Tantrism explores the sacred orgasm, in which the sexual chakra initiates the rise of energy instead of accomplishing it, finishing it and burying it. There is no ejaculation, the adept brings his pleasure to the upper chakras. The initiate invites him and accompanies him. Through refined erotic practices, upsetting, irresistible, the initiate explores the confines of orgasm by ensuring that ejaculation does not occur.

The control of sexuality goes through the millimetric control of the different organs involved. It looks like a mix of sex and calculation. Tantrism may be a way of awakening, but that’s not what I’m looking for. The young child must also possess this motor — the old person as well. The exaltation of the sexual chakra cannot be the universal motor in question.

Whatever chakra is exalted, a reward comes : a more lively, more intense state, which seems to fit the definition: a universal motor, whatever the age, the medium, the sex or the religion. Everyone’s looking for him because no one can live without him.

Intensely yours

This all-pervasive, essential, indispensable engine, without which our lives would be a piece of shit, but yes, it is intensity.

We are all in constant search for maximum intensity. The excitement, the strong emotion, the drug delusion, all the excesses bring us our dose of adrenaline. Sport, competition, cheating, fighting, running away, anything that breaks the flow is good for you. That’s for sure. The intensity morning, noon and evening. The intensity of nights, parties, fuss, lovers’ quarrels, reconciliations on the pillow.

This search for maximum intensity encounters obstacles.

You can’t always get positive intensity. Too bad, you fall back on negative intensity. First obstacle. Negativity is a double trigger trap. First you fall into it. Then you taste it. Then you can’t get out of it.

The luminous joys of positive intensity seem dull and childish to us. Real life passes through risk. Revolt. Excess. Delinquency. The crime. And the child becomes freed. Finished for him.

There is nothing we can do to help those who do not help themselves. Who do not want to make a single effort to change direction. Detox, lack, sharp pain, screaming — still the intensity, well negative and rotten. But still intense to wish.



Temptations of the Dark

Here is a list of the pitfalls of the dark side of intensity. If you are tempted to try one, this list may make you hesitate at the right time. Right before you dive into a bottomless barrel full of shit. These traps are safe signals first, but if you do it, you’re screwed.

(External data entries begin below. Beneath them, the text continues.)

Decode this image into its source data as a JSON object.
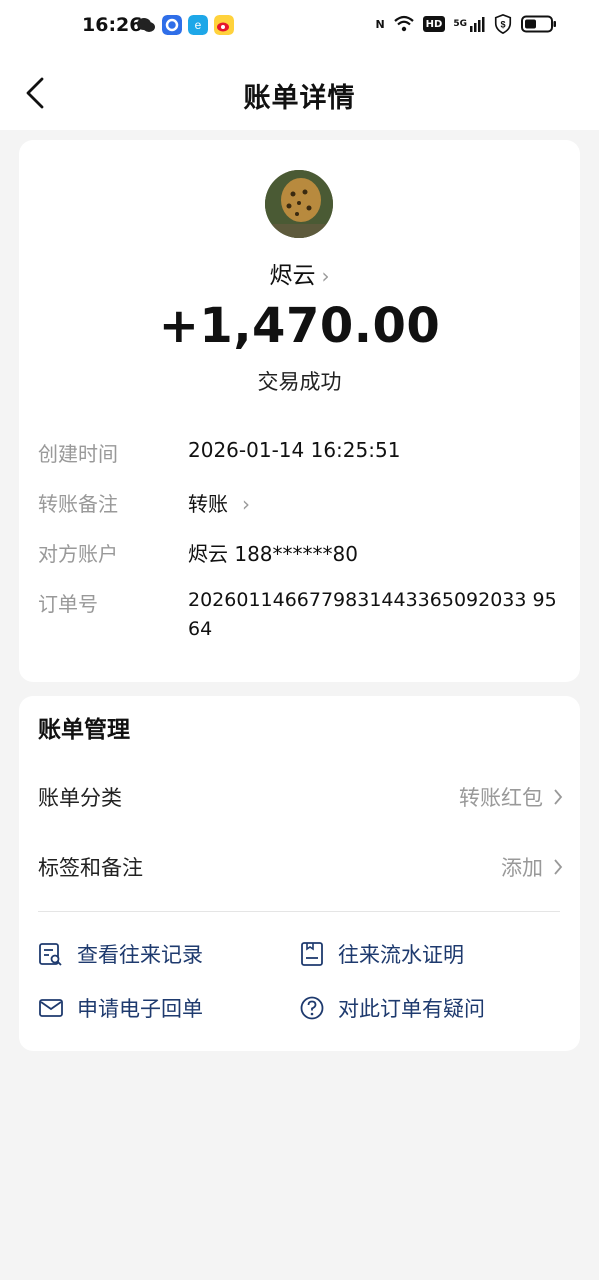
{
  "status_bar": {
    "time": "16:26",
    "right_icons": [
      "N",
      "HD",
      "5G"
    ]
  },
  "nav": {
    "title": "账单详情"
  },
  "transaction": {
    "name": "烬云",
    "amount": "+1,470.00",
    "status": "交易成功"
  },
  "details": [
    {
      "label": "创建时间",
      "value": "2026-01-14 16:25:51"
    },
    {
      "label": "转账备注",
      "value": "转账"
    },
    {
      "label": "对方账户",
      "value": "烬云 188******80"
    },
    {
      "label": "订单号",
      "value": "2026011466779831443365092033 9564"
    }
  ],
  "management": {
    "title": "账单管理",
    "category_label": "账单分类",
    "category_value": "转账红包",
    "tags_label": "标签和备注",
    "tags_value": "添加",
    "actions": [
      {
        "label": "查看往来记录",
        "icon": "records-search-icon"
      },
      {
        "label": "往来流水证明",
        "icon": "statement-certificate-icon"
      },
      {
        "label": "申请电子回单",
        "icon": "mail-icon"
      },
      {
        "label": "对此订单有疑问",
        "icon": "question-icon"
      }
    ]
  },
  "colors": {
    "accent": "#1e3a6e",
    "muted": "#999999",
    "background": "#f4f4f4"
  }
}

One bit is nothing, but abuse kills.

Sadness without cause
Fit of tears
Bursts of anxiety
Covert hostility
Localized malaise (school, family, etc.)
Installed malaise
Latent anxiety
Open hostility
Loss of control
Violent anger
Spirit of sacrifice
Accept immorality
Taste for the small, which shrinks, diminishes, extinguishes, erases
Priority to pay to the detriment of the interest of work
Domination, sadism
Slave, submission
Tattoo, piercing, full hair removal
Taste for sad, morbid things
Dark thoughts
Desire for suicide, murder
Solidarity with terrorism
Complacency towards criminals

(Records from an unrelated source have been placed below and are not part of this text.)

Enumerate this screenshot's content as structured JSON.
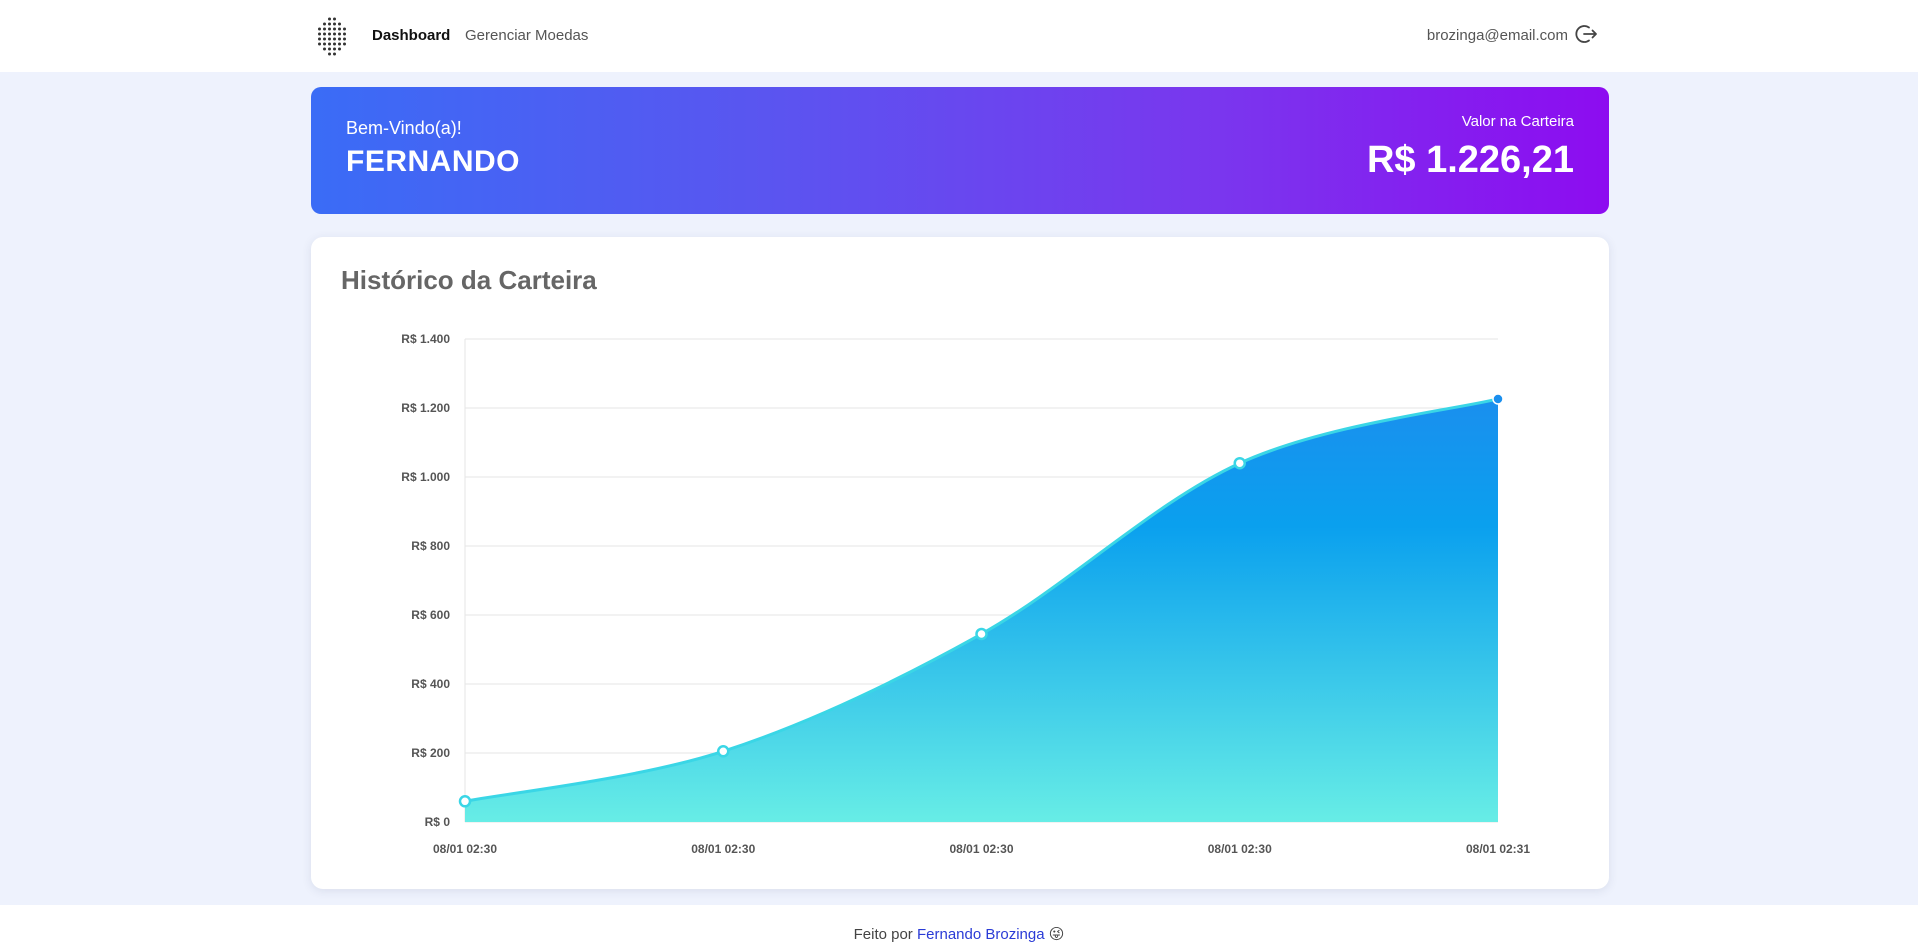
{
  "nav": {
    "logo_icon": "dotted-sphere-icon",
    "dashboard_label": "Dashboard",
    "manage_label": "Gerenciar Moedas",
    "user_email": "brozinga@email.com",
    "logout_icon": "logout-icon"
  },
  "banner": {
    "welcome": "Bem-Vindo(a)!",
    "username": "FERNANDO",
    "wallet_label": "Valor na Carteira",
    "wallet_value": "R$ 1.226,21"
  },
  "card": {
    "title": "Histórico da Carteira"
  },
  "chart_data": {
    "type": "area",
    "title": "Histórico da Carteira",
    "x": [
      "08/01 02:30",
      "08/01 02:30",
      "08/01 02:30",
      "08/01 02:30",
      "08/01 02:31"
    ],
    "series": [
      {
        "values": [
          60,
          205,
          545,
          1040,
          1226.21
        ]
      }
    ],
    "y_tick_labels": [
      "R$ 0",
      "R$ 200",
      "R$ 400",
      "R$ 600",
      "R$ 800",
      "R$ 1.000",
      "R$ 1.200",
      "R$ 1.400"
    ],
    "ylim": [
      0,
      1400
    ],
    "grid": true,
    "colors": {
      "top": "#1a8fee",
      "bottom": "#67ede6",
      "line": "#3ad6e6"
    }
  },
  "footer": {
    "prefix": "Feito por ",
    "author": "Fernando Brozinga",
    "emoji": "😜"
  }
}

The arcana of the tarot that can help is Temperance. See the red flower on her head. It evokes the glow of the crown chakra — the fontanel that will soon open. See the wings of the angel who asks only to take flight. See how water flows between her two jugs — energy flows between the two sides of the subtle body. The red of energy meets the blue of the unconscious.


XV The Devil

The Devil arrives, he wants no harm, quite the contrary. He opens all your chakras wide, except the last, the crown, the keter, the fontanel of awakening. This one open up to the next arcane The Tower. You are that Devil, you feel this powerful surge of energy that illuminates one after the other all your chakras. And you wait, active and motionless, electric and serene, you wait for the kundalini to do its work in you. Awakening will come. It is there. It all depends on you. On how you will live it. On what you will see. From where you will go.

XVI The Tower

It is you. The Tower is your home. It is your body of magic that awakens to life. Go and remember: what will be, will be.



The world is wide but inside it is as deep as the sea.
Rainer Maria Rilke